## [TASK REQUIREMENTS]
Each line in the entries below that holds the string "JSON" must be copied.

## [DATA TO EXAMINE]
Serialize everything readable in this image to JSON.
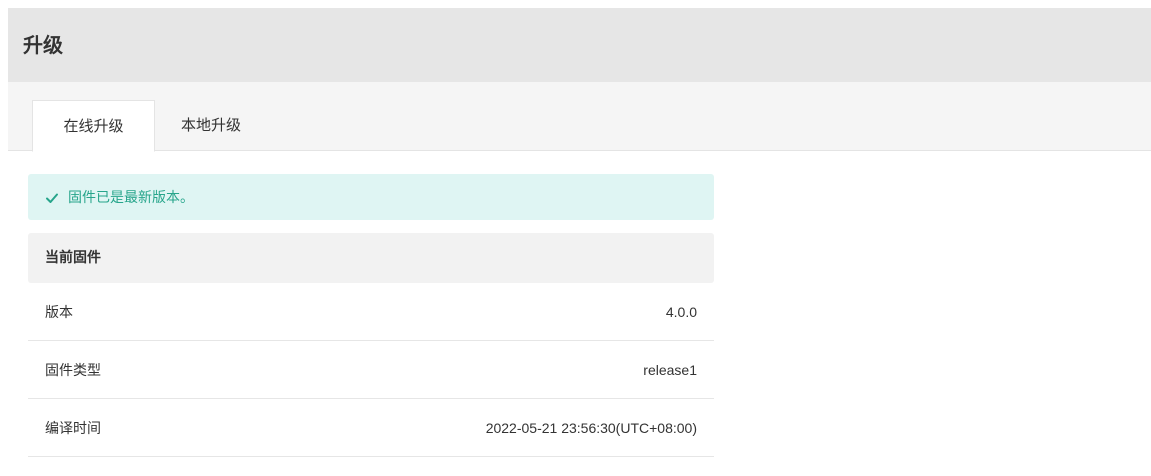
{
  "header": {
    "title": "升级"
  },
  "tabs": [
    {
      "label": "在线升级",
      "active": true
    },
    {
      "label": "本地升级",
      "active": false
    }
  ],
  "alert": {
    "icon": "check-icon",
    "text": "固件已是最新版本。",
    "color": "#27a58b",
    "background": "#dff5f3"
  },
  "current_firmware": {
    "section_title": "当前固件",
    "rows": [
      {
        "label": "版本",
        "value": "4.0.0"
      },
      {
        "label": "固件类型",
        "value": "release1"
      },
      {
        "label": "编译时间",
        "value": "2022-05-21 23:56:30(UTC+08:00)"
      }
    ]
  }
}
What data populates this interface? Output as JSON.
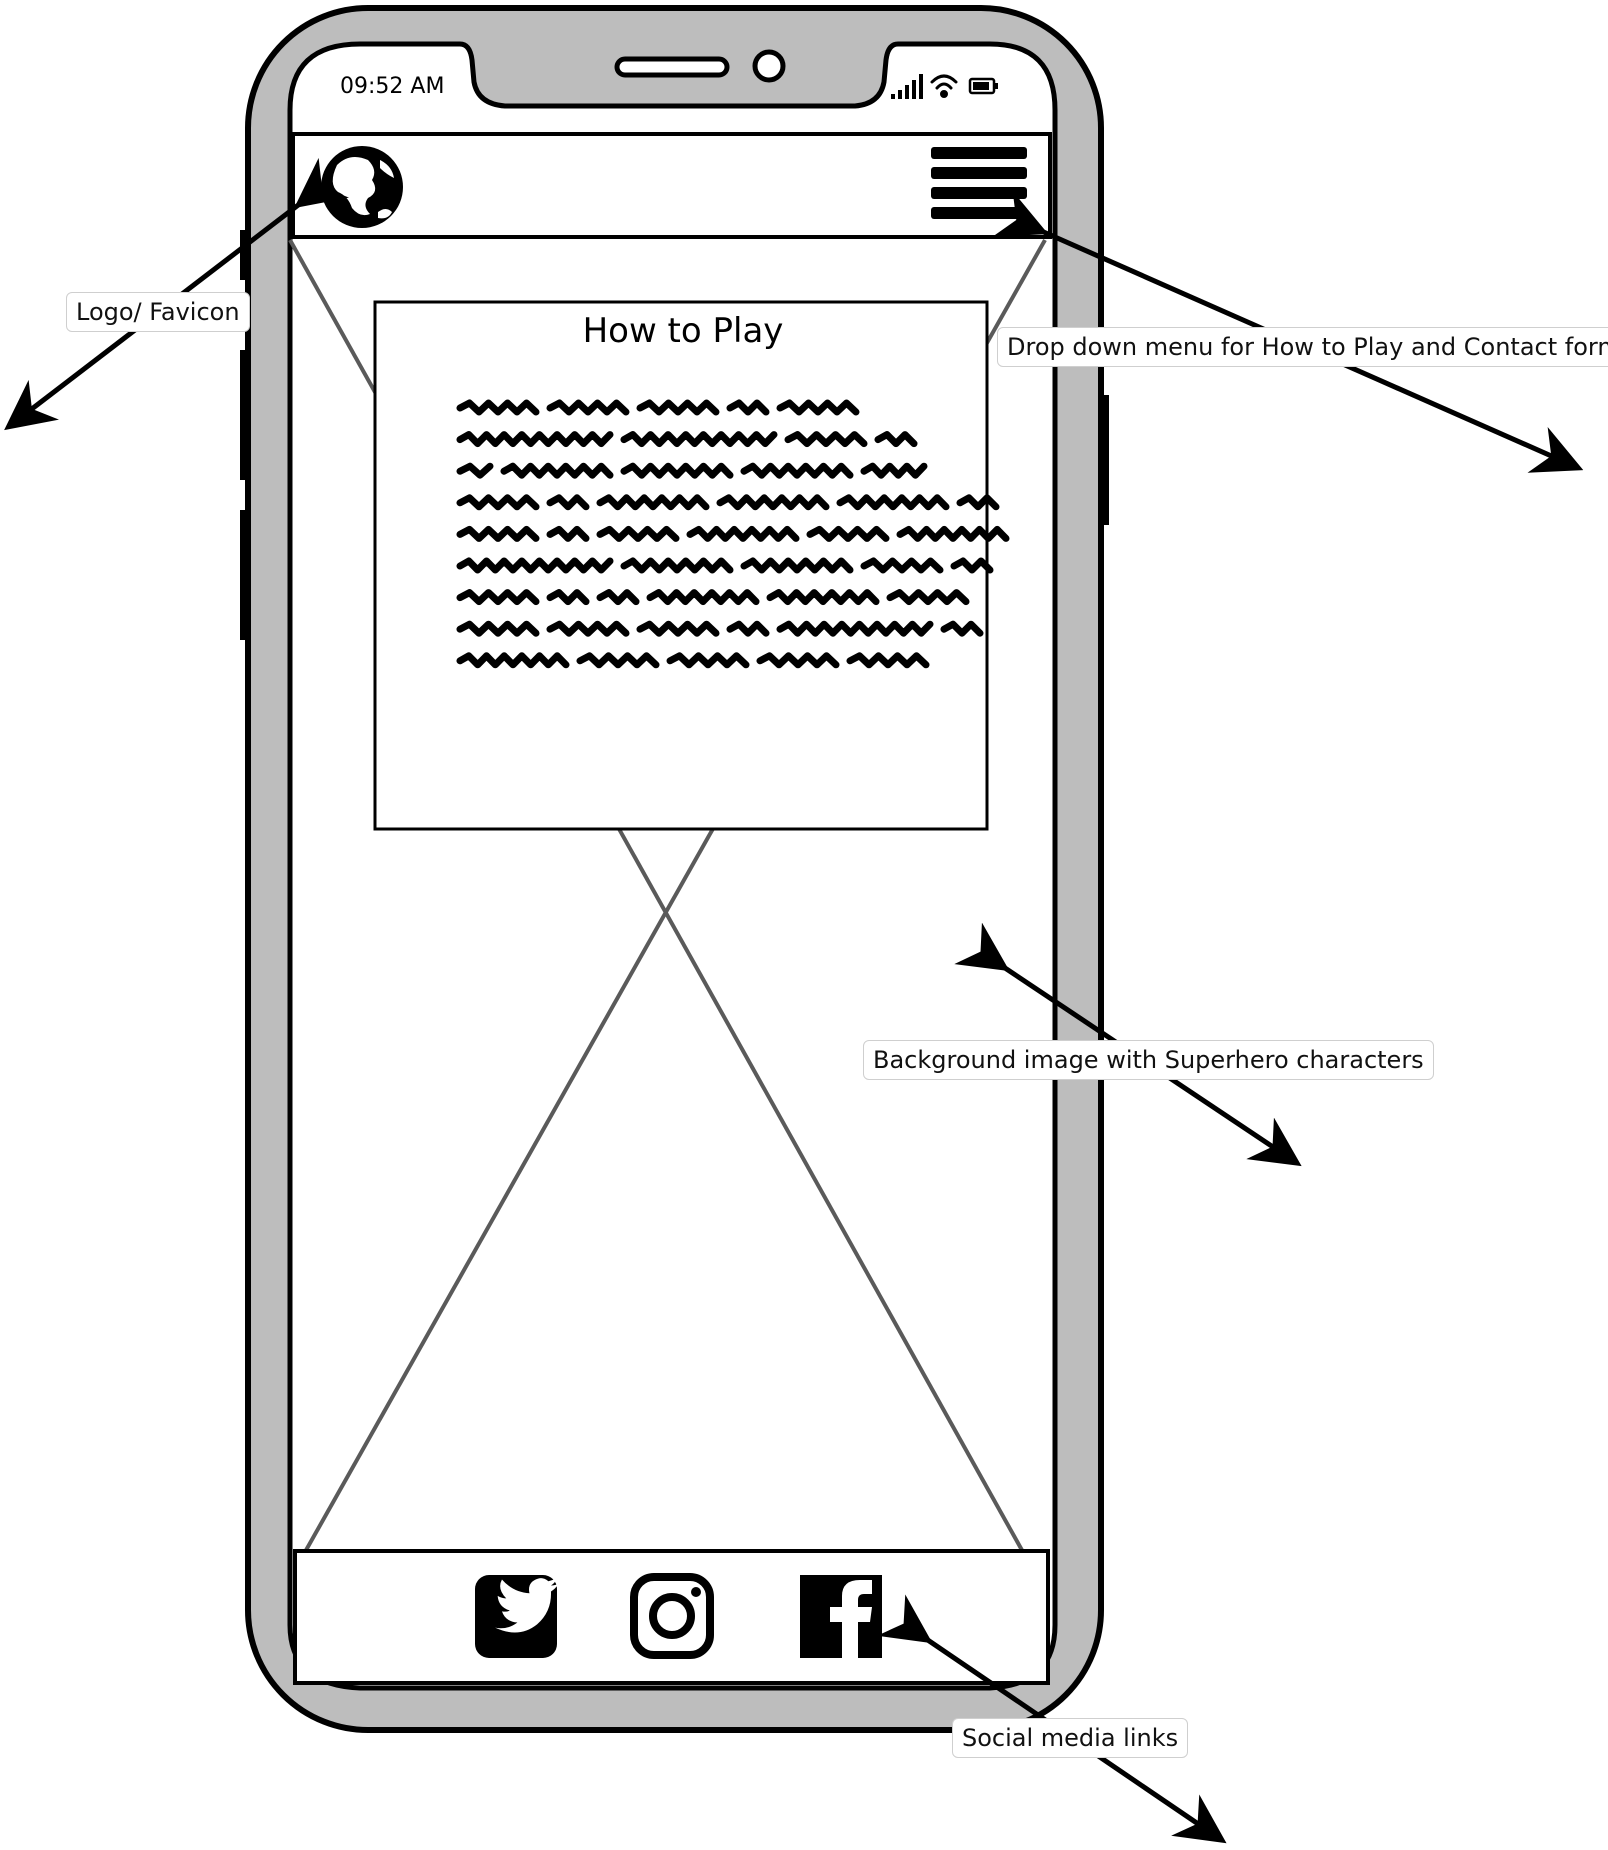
{
  "status_bar": {
    "time": "09:52 AM"
  },
  "header": {
    "logo_icon": "globe-icon",
    "menu_icon": "hamburger-menu-icon"
  },
  "modal": {
    "title": "How to Play"
  },
  "footer": {
    "social_icons": [
      "twitter-icon",
      "instagram-icon",
      "facebook-icon"
    ]
  },
  "annotations": {
    "logo": "Logo/ Favicon",
    "menu": "Drop down menu for How to Play and Contact form",
    "background": "Background image with Superhero characters",
    "social": "Social media links"
  },
  "colors": {
    "frame": "#bdbdbd",
    "ink": "#000000",
    "placeholder_line": "#5a5a5a"
  }
}
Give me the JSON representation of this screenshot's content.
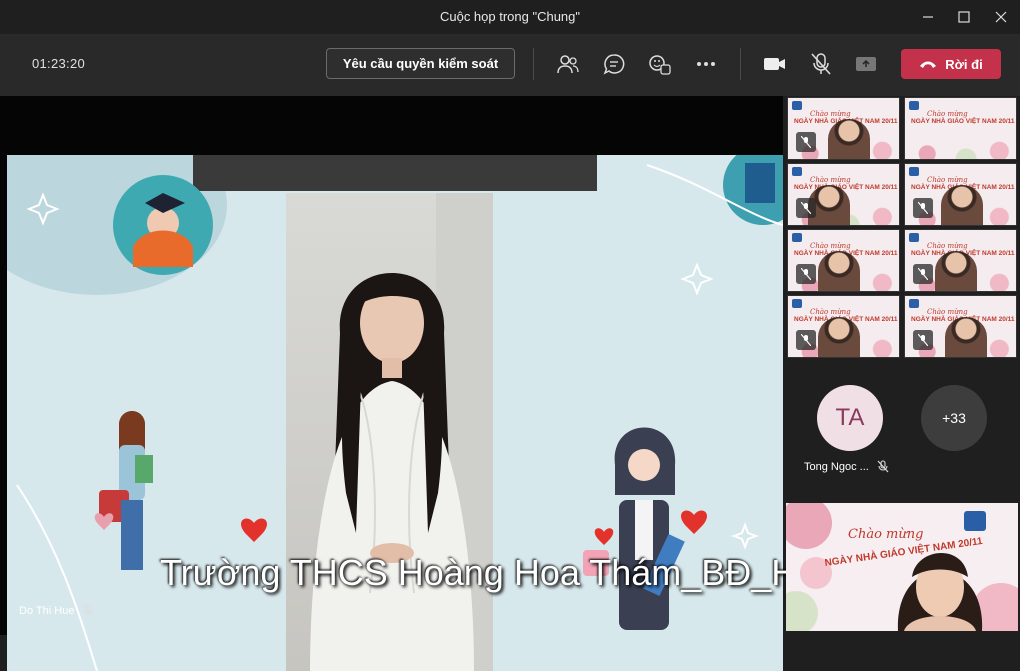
{
  "window": {
    "title": "Cuộc họp trong \"Chung\""
  },
  "toolbar": {
    "timer": "01:23:20",
    "request_control_label": "Yêu cầu quyền kiểm soát",
    "leave_label": "Rời đi",
    "icons": [
      "people-icon",
      "chat-icon",
      "reactions-icon",
      "more-icon",
      "camera-icon",
      "mic-off-icon",
      "share-tray-icon"
    ]
  },
  "stage": {
    "caption": "Trường THCS Hoàng Hoa Thám_BĐ_HN",
    "presenter_name": "Do Thi Hue"
  },
  "tiles": {
    "banner_line1": "Chào mừng",
    "banner_line2": "NGÀY NHÀ GIÁO VIỆT NAM 20/11"
  },
  "avatars": {
    "initials": "TA",
    "name": "Tong Ngoc ...",
    "overflow_count": "+33"
  },
  "colors": {
    "leave": "#c4314b",
    "toolbar": "#292929",
    "accent_red": "#c0392b"
  }
}
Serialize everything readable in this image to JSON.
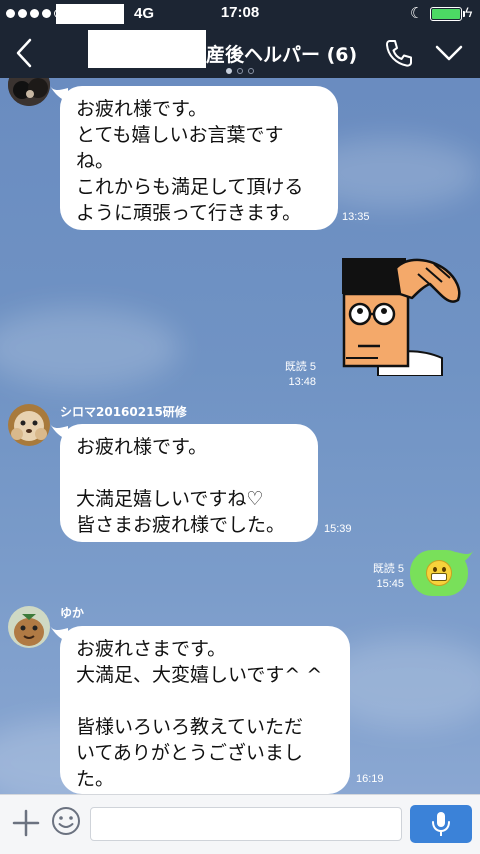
{
  "status_bar": {
    "network": "4G",
    "time": "17:08"
  },
  "header": {
    "title": "産後ヘルパー (6)"
  },
  "messages": [
    {
      "text": "お疲れ様です。\nとても嬉しいお言葉です\nね。\nこれからも満足して頂ける\nように頑張って行きます。",
      "time": "13:35"
    },
    {
      "read": "既読 5",
      "time": "13:48"
    },
    {
      "sender": "シロマ20160215研修",
      "text": "お疲れ様です。\n\n大満足嬉しいですね♡\n皆さまお疲れ様でした。",
      "time": "15:39"
    },
    {
      "read": "既読 5",
      "time": "15:45"
    },
    {
      "sender": "ゆか",
      "text": "お疲れさまです。\n大満足、大変嬉しいです^ ^\n\n皆様いろいろ教えていただ\nいてありがとうございまし\nた。",
      "time": "16:19"
    }
  ],
  "input": {
    "placeholder": ""
  },
  "colors": {
    "header_bg": "#1c2533",
    "sent_bubble": "#79e05a",
    "mic_button": "#3b82d8"
  }
}
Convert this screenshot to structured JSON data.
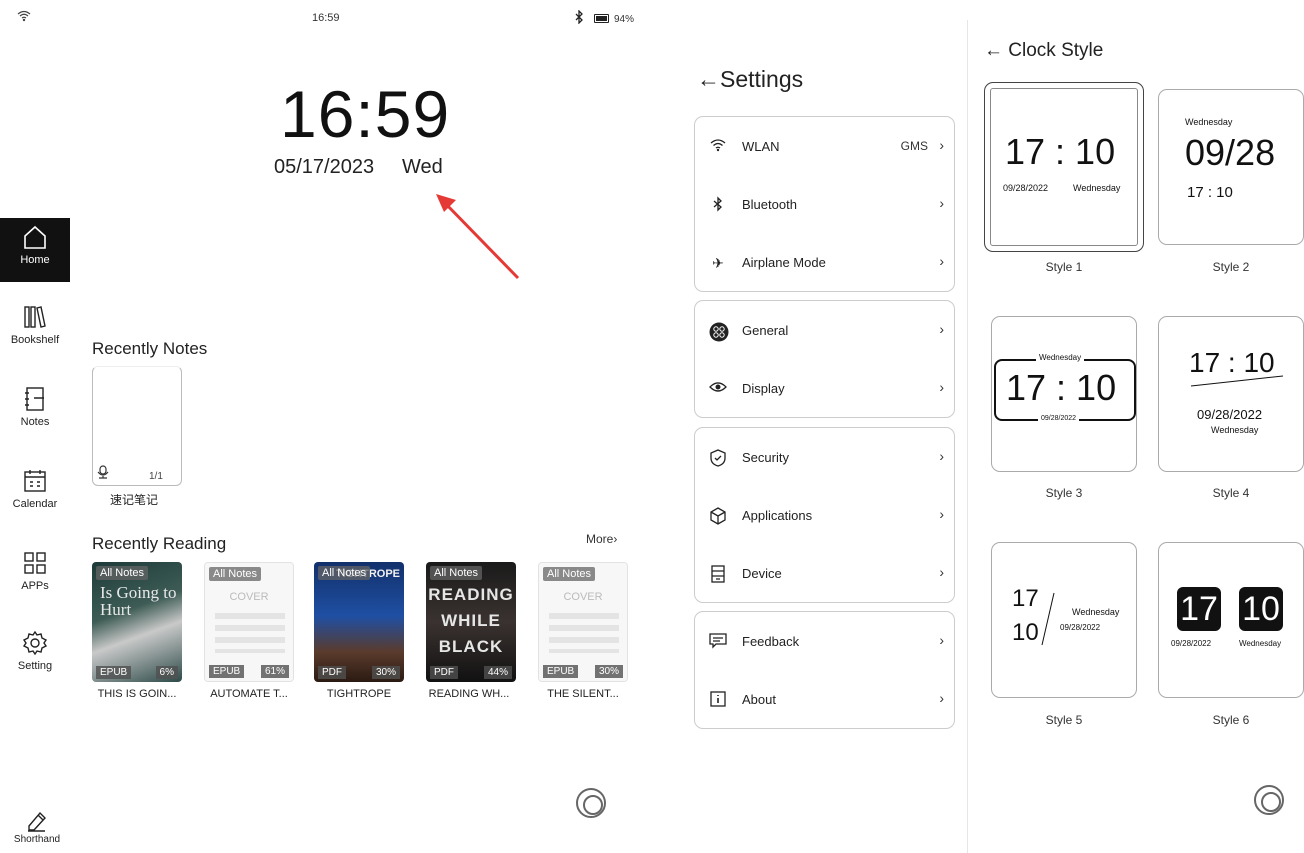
{
  "status_bar": {
    "time": "16:59",
    "battery": "94%"
  },
  "home_clock": {
    "time": "16:59",
    "date": "05/17/2023",
    "day": "Wed"
  },
  "nav": [
    {
      "label": "Home",
      "icon": "home-icon",
      "active": true
    },
    {
      "label": "Bookshelf",
      "icon": "bookshelf-icon",
      "active": false
    },
    {
      "label": "Notes",
      "icon": "notes-icon",
      "active": false
    },
    {
      "label": "Calendar",
      "icon": "calendar-icon",
      "active": false
    },
    {
      "label": "APPs",
      "icon": "apps-icon",
      "active": false
    },
    {
      "label": "Setting",
      "icon": "setting-icon",
      "active": false
    }
  ],
  "shorthand": {
    "label": "Shorthand",
    "icon": "pencil-icon"
  },
  "recent_notes": {
    "title": "Recently Notes",
    "items": [
      {
        "name": "速记笔记",
        "pages": "1/1",
        "icon": "mic-icon"
      }
    ]
  },
  "recent_reading": {
    "title": "Recently Reading",
    "more": "More",
    "books": [
      {
        "title": "THIS IS GOIN...",
        "tag": "All Notes",
        "format": "EPUB",
        "progress": "6%",
        "cover": "dark",
        "cover_text": "Is Going to Hurt"
      },
      {
        "title": "AUTOMATE T...",
        "tag": "All Notes",
        "format": "EPUB",
        "progress": "61%",
        "cover": "blank",
        "cover_text": "COVER"
      },
      {
        "title": "TIGHTROPE",
        "tag": "All Notes",
        "format": "PDF",
        "progress": "30%",
        "cover": "blue",
        "cover_text": "TIGHTROPE"
      },
      {
        "title": "READING WH...",
        "tag": "All Notes",
        "format": "PDF",
        "progress": "44%",
        "cover": "black",
        "cover_text": "READING WHILE BLACK"
      },
      {
        "title": "THE SILENT...",
        "tag": "All Notes",
        "format": "EPUB",
        "progress": "30%",
        "cover": "blank",
        "cover_text": "COVER"
      }
    ]
  },
  "settings": {
    "title": "Settings",
    "back_icon": "back-arrow-icon",
    "groups": [
      [
        {
          "label": "WLAN",
          "icon": "wifi-icon",
          "value": "GMS"
        },
        {
          "label": "Bluetooth",
          "icon": "bluetooth-icon",
          "value": ""
        },
        {
          "label": "Airplane Mode",
          "icon": "airplane-icon",
          "value": ""
        }
      ],
      [
        {
          "label": "General",
          "icon": "general-icon",
          "value": ""
        },
        {
          "label": "Display",
          "icon": "eye-icon",
          "value": ""
        }
      ],
      [
        {
          "label": "Security",
          "icon": "shield-icon",
          "value": ""
        },
        {
          "label": "Applications",
          "icon": "cube-icon",
          "value": ""
        },
        {
          "label": "Device",
          "icon": "device-icon",
          "value": ""
        }
      ],
      [
        {
          "label": "Feedback",
          "icon": "feedback-icon",
          "value": ""
        },
        {
          "label": "About",
          "icon": "info-icon",
          "value": ""
        }
      ]
    ]
  },
  "clock_style": {
    "title": "Clock Style",
    "selected": "Style 1",
    "styles": [
      {
        "label": "Style 1",
        "time": "17 : 10",
        "date": "09/28/2022",
        "day": "Wednesday"
      },
      {
        "label": "Style 2",
        "time": "17 : 10",
        "date": "09/28",
        "day": "Wednesday"
      },
      {
        "label": "Style 3",
        "time": "17 : 10",
        "date": "09/28/2022",
        "day": "Wednesday"
      },
      {
        "label": "Style 4",
        "time": "17 : 10",
        "date": "09/28/2022",
        "day": "Wednesday"
      },
      {
        "label": "Style 5",
        "hour": "17",
        "minute": "10",
        "date": "09/28/2022",
        "day": "Wednesday"
      },
      {
        "label": "Style 6",
        "hour": "17",
        "minute": "10",
        "date": "09/28/2022",
        "day": "Wednesday"
      }
    ]
  }
}
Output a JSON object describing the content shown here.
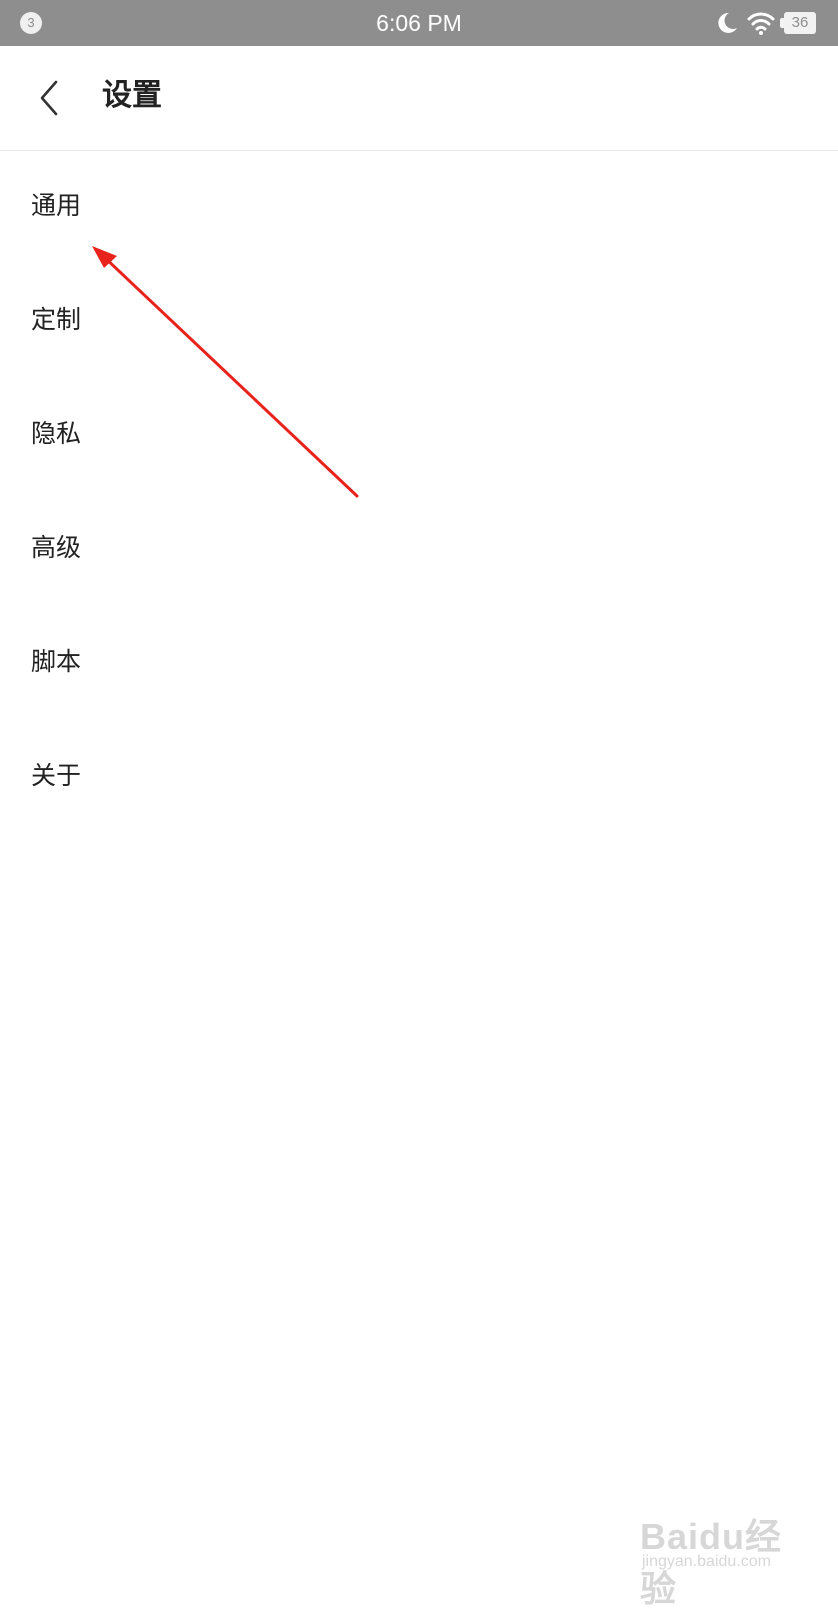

## [RESPONSE FOR THIS EXERCISE]
Serialize everything readable in this image to JSON.
What data populates this interface? Output as JSON.
Give me the JSON representation of this screenshot's content.
Serialize everything readable in this image to JSON.
Convert this screenshot to structured JSON data.
Output a JSON object describing the content shown here.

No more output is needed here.